- Santa Semana in Seville attracts enormous crowds, and with everyone in close contact with each other, pickpockets are out and about, so be aware.
Accommodation in Seville
With Seville being the capital of Andalucia and a popular place with tourists and people visiting for business, there are plenty of places to stay in some of the best neighborhoods in Seville.
Shared rooms are available in hostels for people on a tight budget, while for those for whom money is no object Seville has plenty of luxury accommodation. Below are our top three picks to suit most budgets.
Designed for people looking to have a luxury experience in an exclusive setting, this 5-star boutique hotel has only five rooms and suites.
Housed in an elegant late 19th-century mansion, the hotel is located in the historical center next to the iconic Real Maestranza bullring.
The El Arenal neighborhood where the Mercer Sevilla is located is considered the city’s most cosmopolitan area.
Preserving an atmosphere of its glorious past, the El Arenal favorite spot of Spanish writers Cervantes, Quevedo, and Lope de Vega.
Facilities at the Mercer Sevilla:
- 24-hour front desk
- Sun terrace
- Outdoor swimming pool
- Free WiFi throughout the hotel
- Parking available nearby for 35€ per day
Located in the Santa Cruz neighborhood, next to the Cathedral and the Giralda, The 4-star Hotel Rey Alfonso X is an elegant hotel in a 19th-century building.
All the rooms in the hotel have been meticulously decored to blend tradition with timeless elegance.
Rated highly by guests for its location and views of the city, the Hotel Rey Alfonso X is a quiet oasis in one of Seville’s busiest areas.
Facilities at the Hotel Rey Alfonso X:
- 24-hour reception
- Free WiFi
- Tea and Coffee maker
- Sun Terrace
- Rooftop swimming pool
- Secure on-site parking
Located 1.2 miles from the city center near the airport, the 3-star Catalonia Hispalis Hotel offers guests modern air-conditioned, clean rooms with TV and free WiFi.
Across from the hotel is a bus stop from which guests can travel to the historic center.
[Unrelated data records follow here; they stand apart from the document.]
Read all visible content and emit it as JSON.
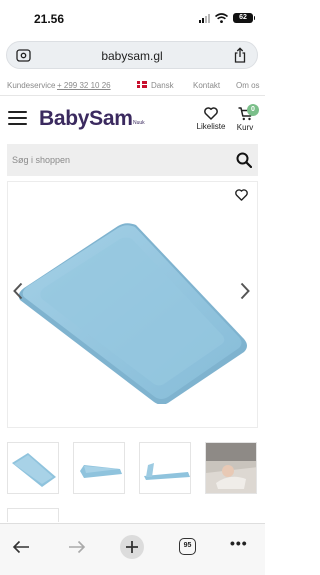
{
  "status_bar": {
    "time": "21.56",
    "battery": "62"
  },
  "browser": {
    "url": "babysam.gl"
  },
  "utility_bar": {
    "customer_service": "Kundeservice",
    "phone": "+ 299 32 10 26",
    "language": "Dansk",
    "contact": "Kontakt",
    "about": "Om os"
  },
  "header": {
    "logo": "BabySam",
    "logo_subtext": "Nuuk",
    "wishlist_label": "Likeliste",
    "cart_label": "Kurv",
    "cart_count": "0"
  },
  "search": {
    "placeholder": "Søg i shoppen"
  },
  "toolbar": {
    "tab_count": "95"
  },
  "colors": {
    "brand": "#3b2a5f",
    "cart_badge": "#7bbf8a",
    "product": "#8fc3dd",
    "flag": "#c8102e"
  },
  "icons": [
    "signal-icon",
    "wifi-icon",
    "battery-icon",
    "tab-settings-icon",
    "share-icon",
    "flag-icon",
    "menu-icon",
    "heart-icon",
    "cart-icon",
    "search-icon",
    "chevron-left-icon",
    "chevron-right-icon",
    "back-icon",
    "forward-icon",
    "plus-icon",
    "tabs-icon",
    "more-icon"
  ]
}
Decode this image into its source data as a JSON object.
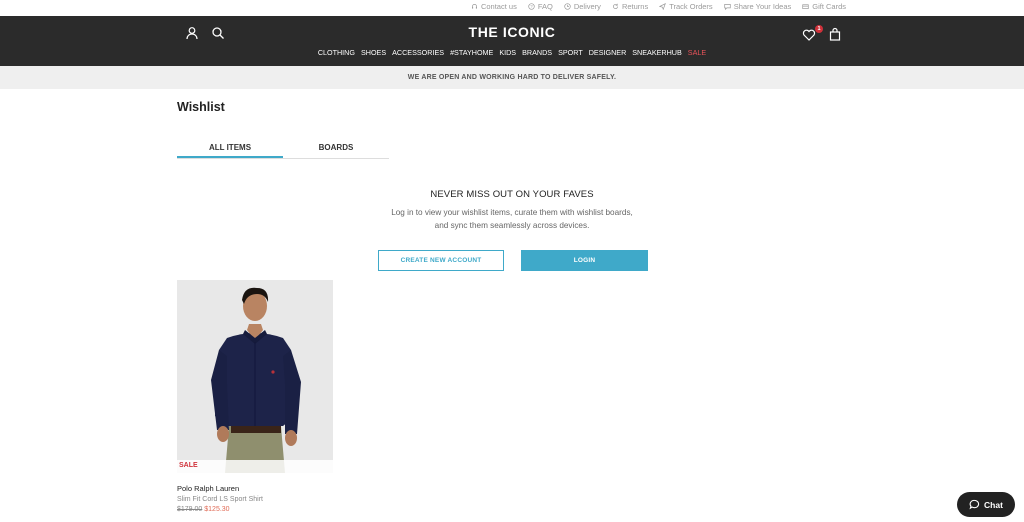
{
  "utility_links": [
    {
      "label": "Contact us",
      "icon": "headset-icon"
    },
    {
      "label": "FAQ",
      "icon": "help-icon"
    },
    {
      "label": "Delivery",
      "icon": "clock-icon"
    },
    {
      "label": "Returns",
      "icon": "refresh-icon"
    },
    {
      "label": "Track Orders",
      "icon": "send-icon"
    },
    {
      "label": "Share Your Ideas",
      "icon": "chat-bubble-icon"
    },
    {
      "label": "Gift Cards",
      "icon": "gift-card-icon"
    }
  ],
  "header": {
    "logo": "THE ICONIC",
    "wishlist_count": "1",
    "nav": [
      "CLOTHING",
      "SHOES",
      "ACCESSORIES",
      "#STAYHOME",
      "KIDS",
      "BRANDS",
      "SPORT",
      "DESIGNER",
      "SNEAKERHUB",
      "SALE"
    ]
  },
  "promo": "WE ARE OPEN AND WORKING HARD TO DELIVER SAFELY.",
  "page": {
    "title": "Wishlist",
    "tabs": [
      "ALL ITEMS",
      "BOARDS"
    ],
    "empty_title": "NEVER MISS OUT ON YOUR FAVES",
    "empty_desc_line1": "Log in to view your wishlist items, curate them with wishlist boards,",
    "empty_desc_line2": "and sync them seamlessly across devices.",
    "create_account": "CREATE NEW ACCOUNT",
    "login": "LOGIN"
  },
  "product": {
    "badge": "SALE",
    "brand": "Polo Ralph Lauren",
    "name": "Slim Fit Cord LS Sport Shirt",
    "old_price": "$179.00",
    "new_price": "$125.30"
  },
  "chat": {
    "label": "Chat"
  },
  "colors": {
    "accent": "#3fa9c9",
    "header_bg": "#2b2b2b",
    "sale": "#d0313a"
  }
}
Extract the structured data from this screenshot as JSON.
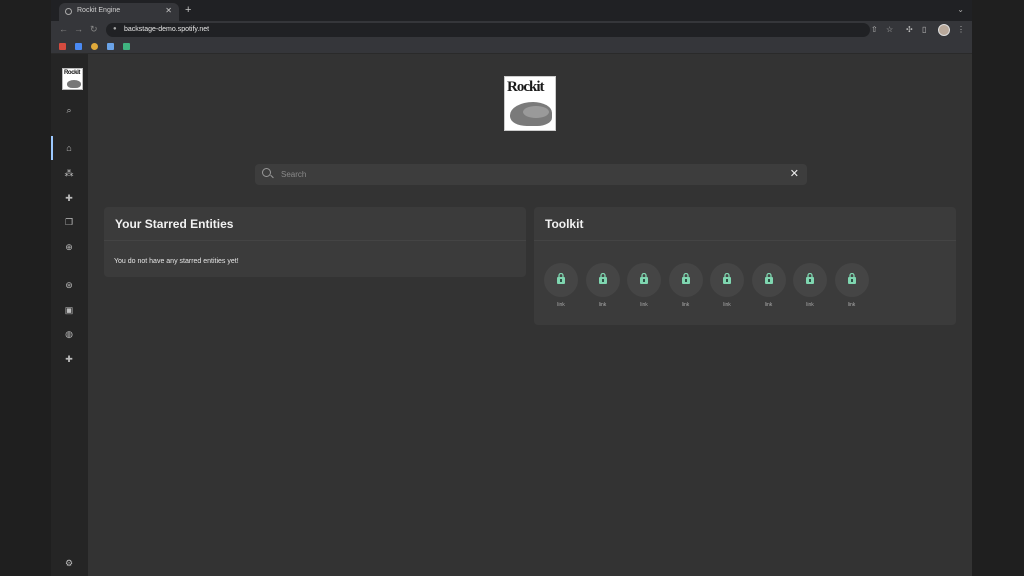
{
  "browser": {
    "tab_title": "Rockit Engine",
    "tab_close": "✕",
    "new_tab": "+",
    "url": "backstage-demo.spotify.net"
  },
  "brand": {
    "small_logo_text": "Rockit",
    "logo_text": "Rockit"
  },
  "search": {
    "placeholder": "Search",
    "clear": "✕"
  },
  "starred": {
    "title": "Your Starred Entities",
    "empty_message": "You do not have any starred entities yet!"
  },
  "toolkit": {
    "title": "Toolkit",
    "tools": [
      {
        "label": "link"
      },
      {
        "label": "link"
      },
      {
        "label": "link"
      },
      {
        "label": "link"
      },
      {
        "label": "link"
      },
      {
        "label": "link"
      },
      {
        "label": "link"
      },
      {
        "label": "link"
      }
    ]
  },
  "colors": {
    "tool_icon": "#7fd6b0",
    "sidebar_active": "#9cc9ff"
  }
}
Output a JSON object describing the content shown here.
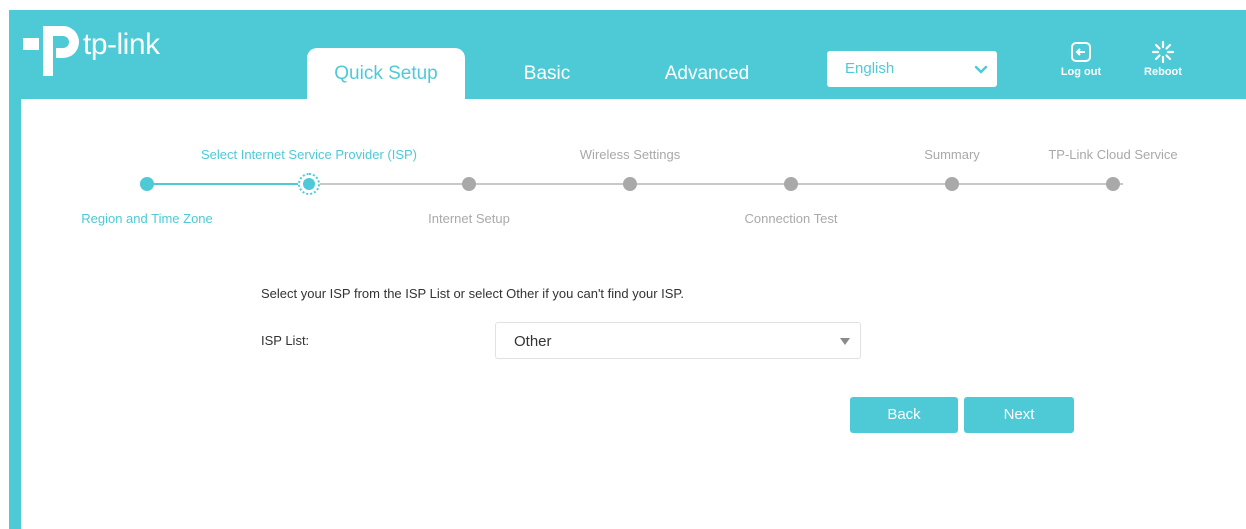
{
  "brand": {
    "logo_text": "tp-link",
    "accent": "#4ecad6"
  },
  "nav": {
    "tabs": [
      {
        "label": "Quick Setup",
        "active": true
      },
      {
        "label": "Basic",
        "active": false
      },
      {
        "label": "Advanced",
        "active": false
      }
    ]
  },
  "header": {
    "language": {
      "selected": "English",
      "icon": "chevron-down-icon"
    },
    "logout": {
      "label": "Log out",
      "icon": "logout-icon"
    },
    "reboot": {
      "label": "Reboot",
      "icon": "reboot-icon"
    }
  },
  "progress": {
    "steps": [
      {
        "label": "Region and Time Zone",
        "state": "done"
      },
      {
        "label": "Select Internet Service Provider (ISP)",
        "state": "current"
      },
      {
        "label": "Internet Setup",
        "state": "pending"
      },
      {
        "label": "Wireless Settings",
        "state": "pending"
      },
      {
        "label": "Connection Test",
        "state": "pending"
      },
      {
        "label": "Summary",
        "state": "pending"
      },
      {
        "label": "TP-Link Cloud Service",
        "state": "pending"
      }
    ]
  },
  "form": {
    "instruction": "Select your ISP from the ISP List or select Other if you can't find your ISP.",
    "isp_label": "ISP List:",
    "isp_selected": "Other"
  },
  "actions": {
    "back": "Back",
    "next": "Next"
  }
}
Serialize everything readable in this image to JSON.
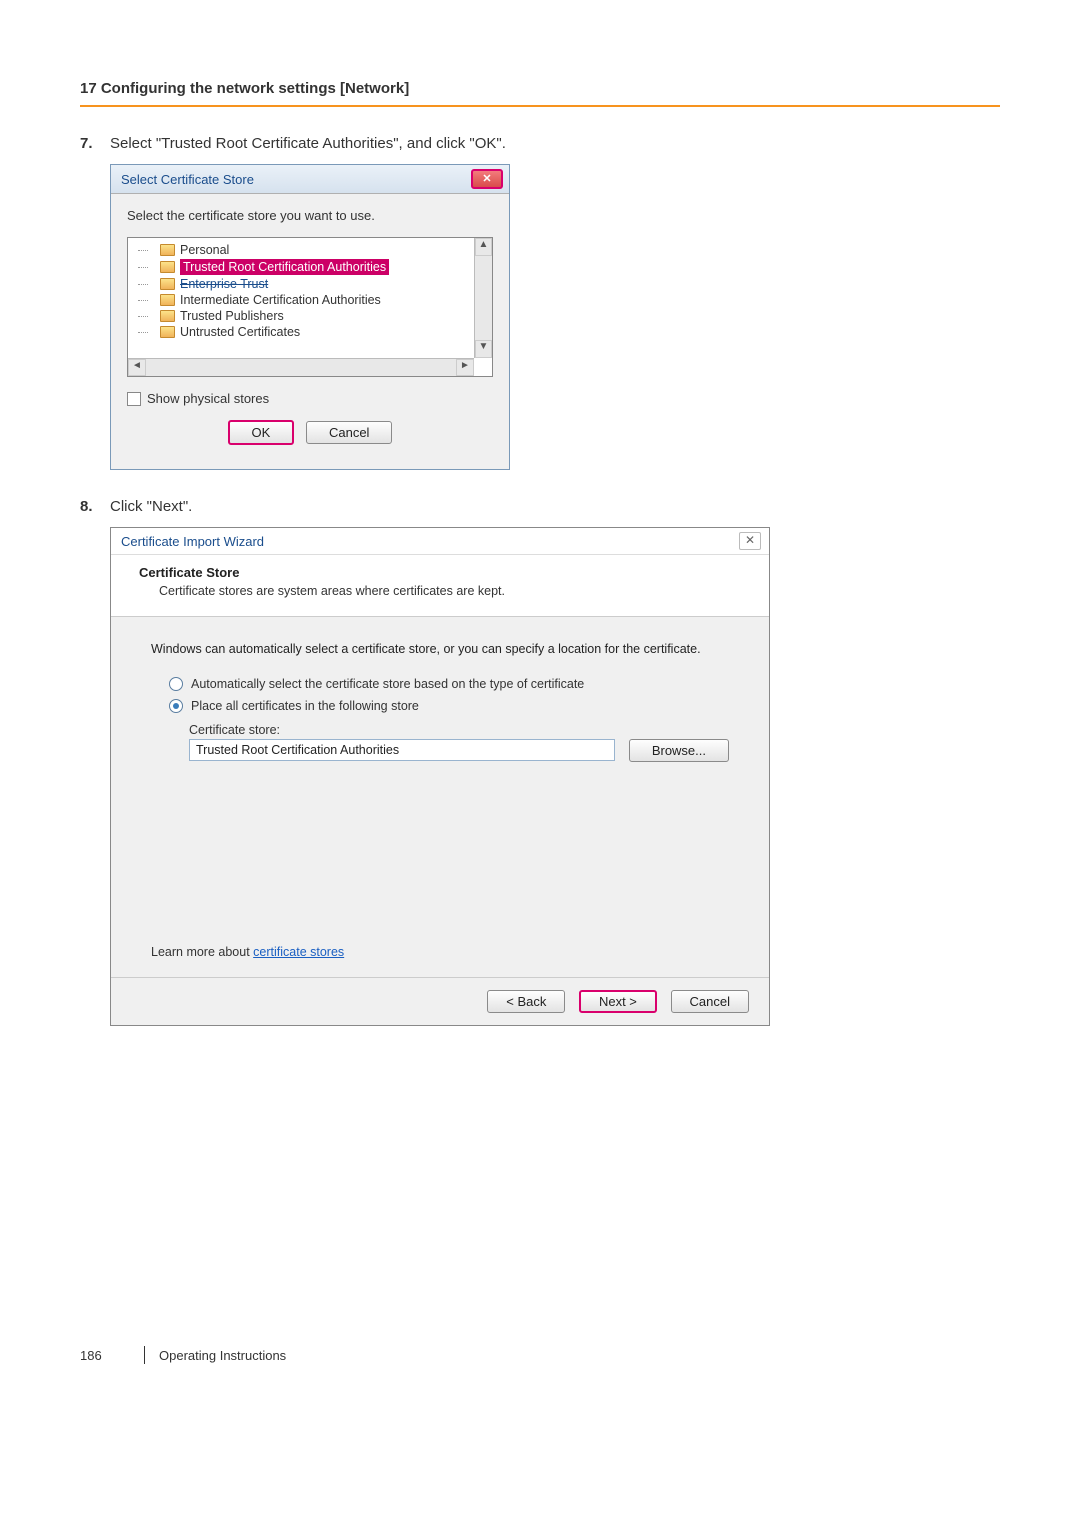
{
  "header": {
    "section_title": "17 Configuring the network settings [Network]"
  },
  "steps": [
    {
      "num": "7.",
      "text": "Select \"Trusted Root Certificate Authorities\", and click \"OK\"."
    },
    {
      "num": "8.",
      "text": "Click \"Next\"."
    }
  ],
  "dlg1": {
    "title": "Select Certificate Store",
    "instruction": "Select the certificate store you want to use.",
    "tree_items": [
      {
        "label": "Personal"
      },
      {
        "label": "Trusted Root Certification Authorities"
      },
      {
        "label": "Enterprise Trust"
      },
      {
        "label": "Intermediate Certification Authorities"
      },
      {
        "label": "Trusted Publishers"
      },
      {
        "label": "Untrusted Certificates"
      }
    ],
    "show_physical_label": "Show physical stores",
    "ok_label": "OK",
    "cancel_label": "Cancel"
  },
  "dlg2": {
    "title": "Certificate Import Wizard",
    "section_title": "Certificate Store",
    "section_sub": "Certificate stores are system areas where certificates are kept.",
    "desc": "Windows can automatically select a certificate store, or you can specify a location for the certificate.",
    "radio_auto": "Automatically select the certificate store based on the type of certificate",
    "radio_place": "Place all certificates in the following store",
    "cert_store_label": "Certificate store:",
    "cert_store_value": "Trusted Root Certification Authorities",
    "browse_label": "Browse...",
    "learn_prefix": "Learn more about ",
    "learn_link": "certificate stores",
    "back_label": "< Back",
    "next_label": "Next >",
    "cancel_label": "Cancel"
  },
  "footer": {
    "page_number": "186",
    "doc_title": "Operating Instructions"
  }
}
Nearby is the El Corte Inglés shopping mall, which features a variety of shops and restaurants.
The hotel offers a buffet breakfast and has an outdoor swimming pool and sun loungers.
Facilities at the Catalonia Hispalis Hotel:
- Satellite TV
- Swimming pool
- Sun terrace
- Free WiFi
- On-site parking
Short FAQ about How to Celebrate Easter in Seville
Is Semana Santa happy or sad?
Seen as a victory over sin and death, the six days leading up to Easter that make up Holy Week is a tragic and joyful period in Christian culture.
Therefore Santa Semana in Spain has both happy and sad elements.
Is Semana Santa the same as Easter?
Starting on Palm Sunday and Lasting until Easter Sunday, Santa Semana is the same as Easter.
Semana Santa is translated as The Holy Week which celebrates the death and resurrection of Jesus.
Is Seville religious?
Despite its elaborate Santa Semana processions and rituals the week leading up to Easter, there is a lack of outward religious expression by individuals in Seville.
While most Sevillanos regard themselves as Catholic, religion is not seen as a significant aspect of everyday life and is especially true amongst young people.
Hola, I’m Paulina! Together with my team, we are passionate about Southern Spain. Here we share all you need to know for great times in Southern Spain with the best places to visit, stay and, of course, the best food to eat.
Let’s dive in and explore Southern Spain’s outdoors, food and culture con pasión!